[Exercise data]:
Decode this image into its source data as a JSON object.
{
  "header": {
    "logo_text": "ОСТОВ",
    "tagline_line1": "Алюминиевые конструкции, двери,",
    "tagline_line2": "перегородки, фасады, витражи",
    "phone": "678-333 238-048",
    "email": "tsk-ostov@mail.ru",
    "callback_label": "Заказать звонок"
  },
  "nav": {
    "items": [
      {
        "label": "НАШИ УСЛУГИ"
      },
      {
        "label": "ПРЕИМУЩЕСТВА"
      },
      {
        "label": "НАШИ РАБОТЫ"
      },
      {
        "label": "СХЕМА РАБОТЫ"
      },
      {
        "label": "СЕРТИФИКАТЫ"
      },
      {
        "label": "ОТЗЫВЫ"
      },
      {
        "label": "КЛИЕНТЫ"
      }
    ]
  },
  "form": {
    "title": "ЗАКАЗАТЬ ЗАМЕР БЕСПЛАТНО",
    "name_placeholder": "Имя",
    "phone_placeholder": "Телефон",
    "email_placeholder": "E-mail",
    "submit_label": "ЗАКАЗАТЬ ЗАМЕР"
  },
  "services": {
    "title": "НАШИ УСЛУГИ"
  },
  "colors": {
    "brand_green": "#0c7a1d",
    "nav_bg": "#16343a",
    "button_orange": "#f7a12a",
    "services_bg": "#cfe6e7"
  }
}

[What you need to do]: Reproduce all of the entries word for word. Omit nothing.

[Problem solution]:
Decode this image into its source data as a JSON object.
{
  "header": {
    "logo_text": "ОСТОВ",
    "tagline_line1": "Алюминиевые конструкции, двери,",
    "tagline_line2": "перегородки, фасады, витражи",
    "phone": "678-333 238-048",
    "email": "tsk-ostov@mail.ru",
    "callback_label": "Заказать звонок"
  },
  "nav": {
    "items": [
      {
        "label": "НАШИ УСЛУГИ"
      },
      {
        "label": "ПРЕИМУЩЕСТВА"
      },
      {
        "label": "НАШИ РАБОТЫ"
      },
      {
        "label": "СХЕМА РАБОТЫ"
      },
      {
        "label": "СЕРТИФИКАТЫ"
      },
      {
        "label": "ОТЗЫВЫ"
      },
      {
        "label": "КЛИЕНТЫ"
      }
    ]
  },
  "form": {
    "title": "ЗАКАЗАТЬ ЗАМЕР БЕСПЛАТНО",
    "name_placeholder": "Имя",
    "phone_placeholder": "Телефон",
    "email_placeholder": "E-mail",
    "submit_label": "ЗАКАЗАТЬ ЗАМЕР"
  },
  "services": {
    "title": "НАШИ УСЛУГИ"
  },
  "colors": {
    "brand_green": "#0c7a1d",
    "nav_bg": "#16343a",
    "button_orange": "#f7a12a",
    "services_bg": "#cfe6e7"
  }
}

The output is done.